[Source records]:
- - -

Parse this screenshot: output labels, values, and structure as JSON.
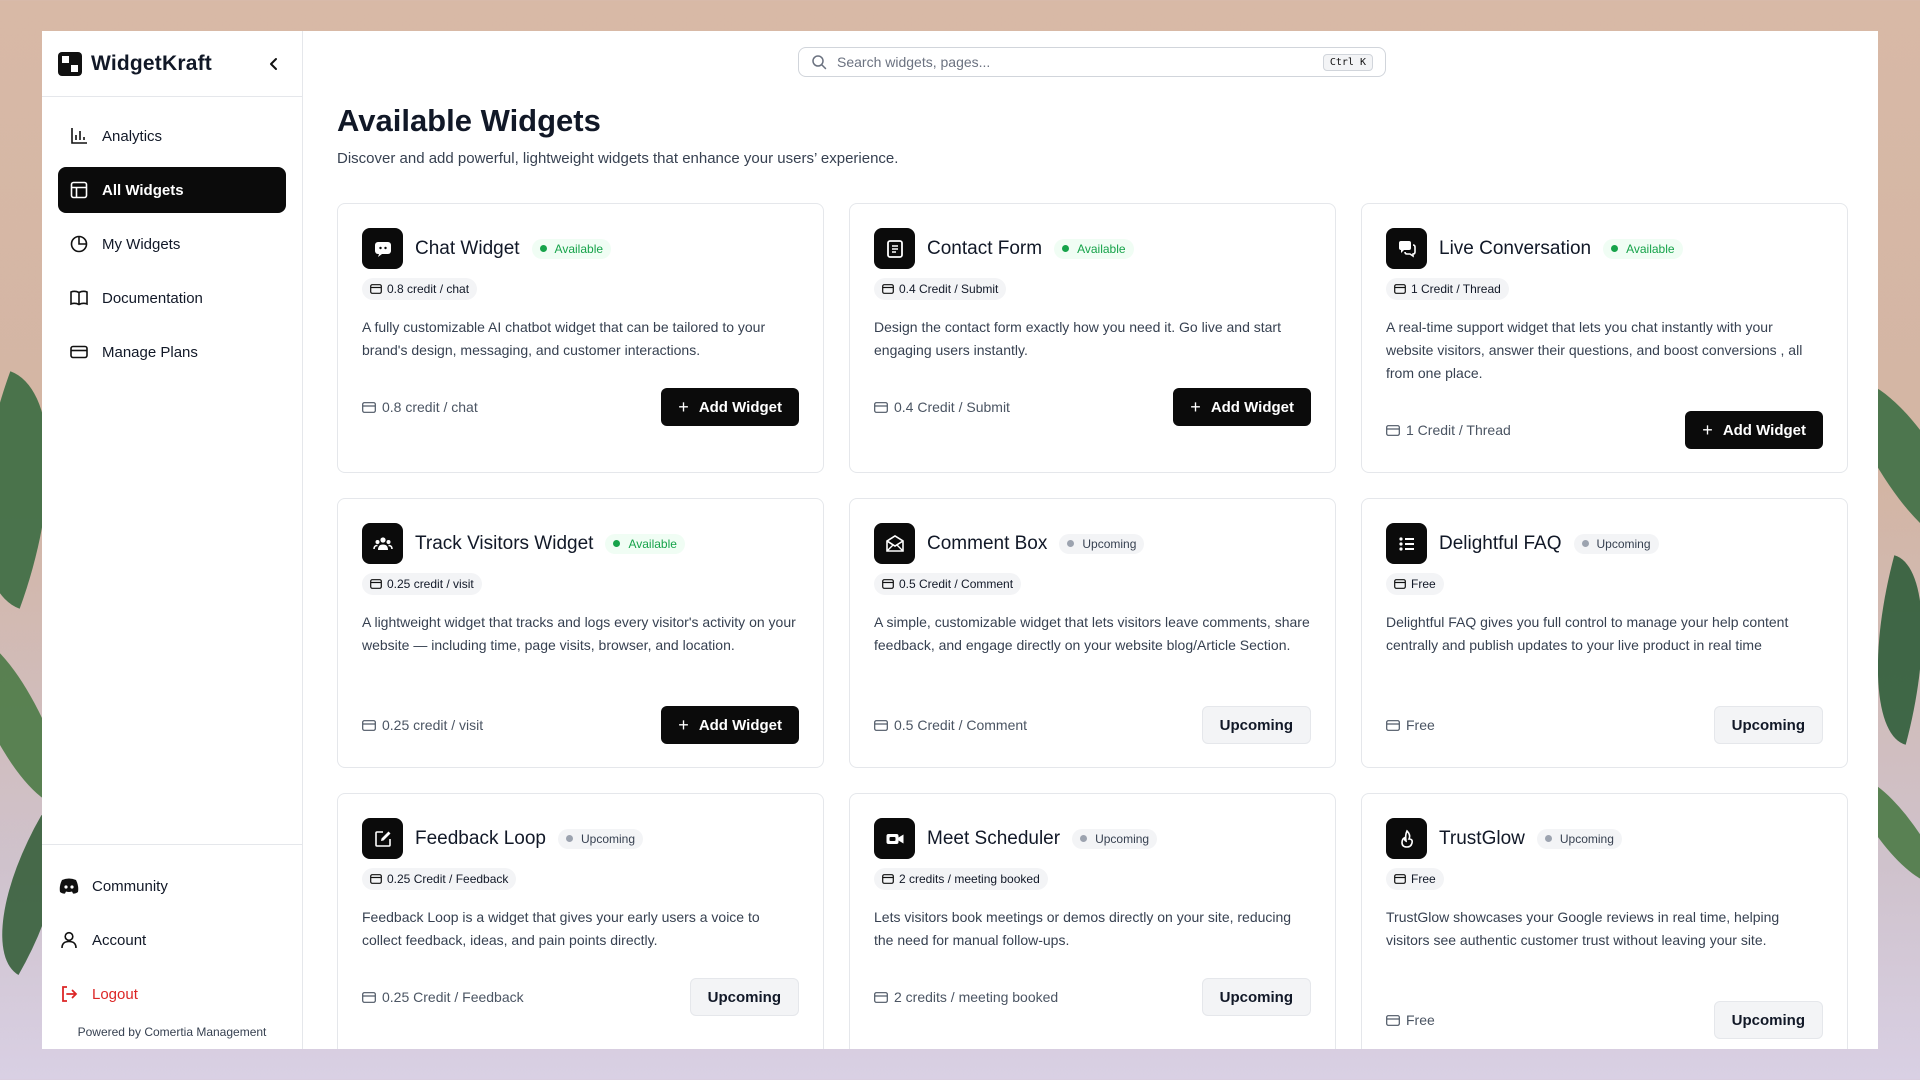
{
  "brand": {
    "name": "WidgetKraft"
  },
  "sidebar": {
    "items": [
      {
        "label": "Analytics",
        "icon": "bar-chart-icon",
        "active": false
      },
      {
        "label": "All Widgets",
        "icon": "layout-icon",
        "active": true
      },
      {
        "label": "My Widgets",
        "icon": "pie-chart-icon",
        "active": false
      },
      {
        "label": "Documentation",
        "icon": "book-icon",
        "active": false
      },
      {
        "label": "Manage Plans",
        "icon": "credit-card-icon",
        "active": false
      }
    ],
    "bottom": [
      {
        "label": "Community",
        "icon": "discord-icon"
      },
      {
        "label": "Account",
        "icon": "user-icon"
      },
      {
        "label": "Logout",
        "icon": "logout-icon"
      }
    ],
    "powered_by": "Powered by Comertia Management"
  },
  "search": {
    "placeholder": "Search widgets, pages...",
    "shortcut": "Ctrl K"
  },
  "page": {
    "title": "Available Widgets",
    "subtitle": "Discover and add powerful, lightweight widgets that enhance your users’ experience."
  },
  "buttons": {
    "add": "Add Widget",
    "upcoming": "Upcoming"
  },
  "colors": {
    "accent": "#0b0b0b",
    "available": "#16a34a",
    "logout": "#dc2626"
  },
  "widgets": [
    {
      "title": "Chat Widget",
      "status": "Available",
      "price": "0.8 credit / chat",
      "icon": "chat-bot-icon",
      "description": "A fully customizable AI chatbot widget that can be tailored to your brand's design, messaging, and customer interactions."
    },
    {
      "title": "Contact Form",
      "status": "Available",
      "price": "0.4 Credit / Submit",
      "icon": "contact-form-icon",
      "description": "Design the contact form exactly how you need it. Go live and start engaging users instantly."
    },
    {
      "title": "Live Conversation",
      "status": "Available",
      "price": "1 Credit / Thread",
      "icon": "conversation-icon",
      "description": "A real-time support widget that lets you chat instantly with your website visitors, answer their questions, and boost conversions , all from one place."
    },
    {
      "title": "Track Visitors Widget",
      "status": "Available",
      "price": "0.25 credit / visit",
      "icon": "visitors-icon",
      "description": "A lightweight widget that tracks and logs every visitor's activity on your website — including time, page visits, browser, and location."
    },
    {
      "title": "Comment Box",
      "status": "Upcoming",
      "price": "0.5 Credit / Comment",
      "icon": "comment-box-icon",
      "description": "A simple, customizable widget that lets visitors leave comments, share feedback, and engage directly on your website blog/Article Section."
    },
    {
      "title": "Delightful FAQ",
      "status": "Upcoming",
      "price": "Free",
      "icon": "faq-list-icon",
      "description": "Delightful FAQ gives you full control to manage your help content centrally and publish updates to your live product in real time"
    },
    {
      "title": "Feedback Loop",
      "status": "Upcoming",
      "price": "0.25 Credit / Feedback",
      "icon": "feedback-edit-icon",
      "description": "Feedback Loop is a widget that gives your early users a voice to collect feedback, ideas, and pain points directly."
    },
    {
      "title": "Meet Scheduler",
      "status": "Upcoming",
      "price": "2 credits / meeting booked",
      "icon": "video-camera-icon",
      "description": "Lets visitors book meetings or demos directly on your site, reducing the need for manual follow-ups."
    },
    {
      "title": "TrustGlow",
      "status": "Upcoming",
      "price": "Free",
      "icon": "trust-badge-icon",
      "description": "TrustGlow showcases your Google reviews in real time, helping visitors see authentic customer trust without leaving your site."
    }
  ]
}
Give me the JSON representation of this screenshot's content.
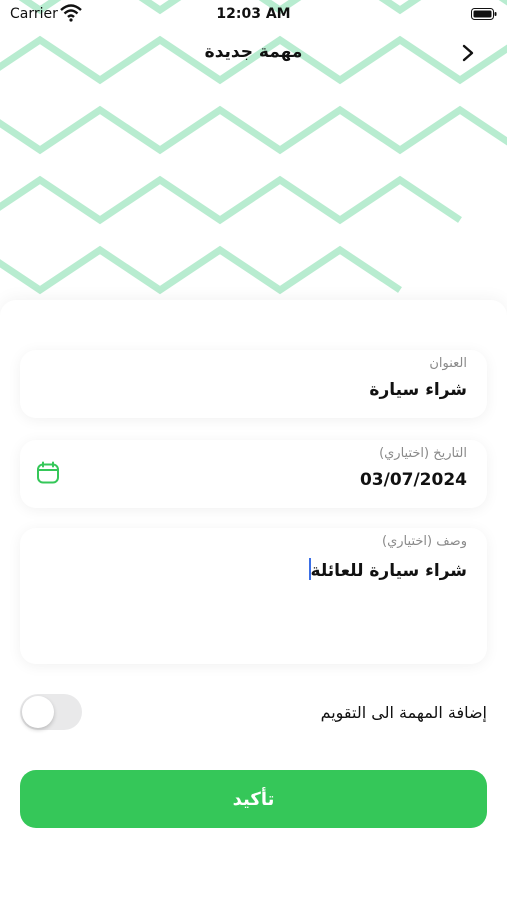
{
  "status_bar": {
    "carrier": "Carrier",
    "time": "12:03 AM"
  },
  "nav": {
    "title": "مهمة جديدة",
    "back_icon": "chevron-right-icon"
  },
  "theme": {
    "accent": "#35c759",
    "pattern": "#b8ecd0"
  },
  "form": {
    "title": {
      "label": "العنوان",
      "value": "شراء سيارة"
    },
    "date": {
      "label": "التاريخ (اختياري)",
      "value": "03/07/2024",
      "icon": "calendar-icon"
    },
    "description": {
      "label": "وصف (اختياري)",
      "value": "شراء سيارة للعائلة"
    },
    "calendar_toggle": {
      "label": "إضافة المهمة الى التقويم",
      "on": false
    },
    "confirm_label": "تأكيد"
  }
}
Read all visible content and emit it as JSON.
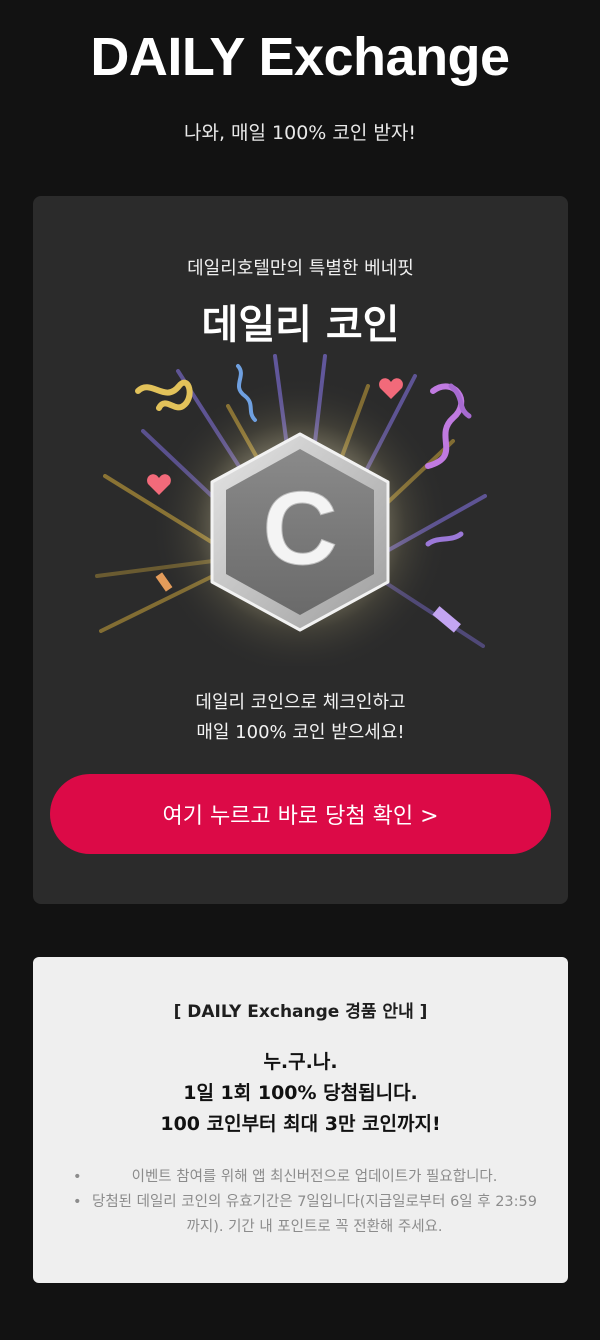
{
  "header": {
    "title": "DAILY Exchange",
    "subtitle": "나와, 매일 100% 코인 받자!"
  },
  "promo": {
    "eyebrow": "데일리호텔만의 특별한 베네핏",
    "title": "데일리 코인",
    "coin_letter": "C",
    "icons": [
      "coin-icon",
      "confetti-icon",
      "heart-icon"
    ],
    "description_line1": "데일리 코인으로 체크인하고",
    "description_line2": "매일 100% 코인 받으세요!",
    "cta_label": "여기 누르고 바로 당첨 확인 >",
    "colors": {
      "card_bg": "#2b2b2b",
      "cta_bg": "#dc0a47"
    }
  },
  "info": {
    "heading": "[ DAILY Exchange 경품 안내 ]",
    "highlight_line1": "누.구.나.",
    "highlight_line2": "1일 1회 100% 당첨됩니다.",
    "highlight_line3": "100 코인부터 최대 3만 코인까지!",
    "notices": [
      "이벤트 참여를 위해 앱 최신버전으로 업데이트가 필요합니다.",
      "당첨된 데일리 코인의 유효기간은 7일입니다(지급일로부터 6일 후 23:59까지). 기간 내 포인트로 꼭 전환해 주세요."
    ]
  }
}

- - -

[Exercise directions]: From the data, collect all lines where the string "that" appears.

[Written response]:
    "subtitle": "Discover and add powerful, lightweight widgets that enhance your users’ experience."
      "description": "A fully customizable AI chatbot widget that can be tailored to your brand's design, messaging, and customer interactions."
      "description": "A real-time support widget that lets you chat instantly with your website visitors, answer their questions, and boost conversions , all from one place."
      "description": "A lightweight widget that tracks and logs every visitor's activity on your website — including time, page visits, browser, and location."
      "description": "A simple, customizable widget that lets visitors leave comments, share feedback, and engage directly on your website blog/Article Section."
      "description": "Feedback Loop is a widget that gives your early users a voice to collect feedback, ideas, and pain points directly."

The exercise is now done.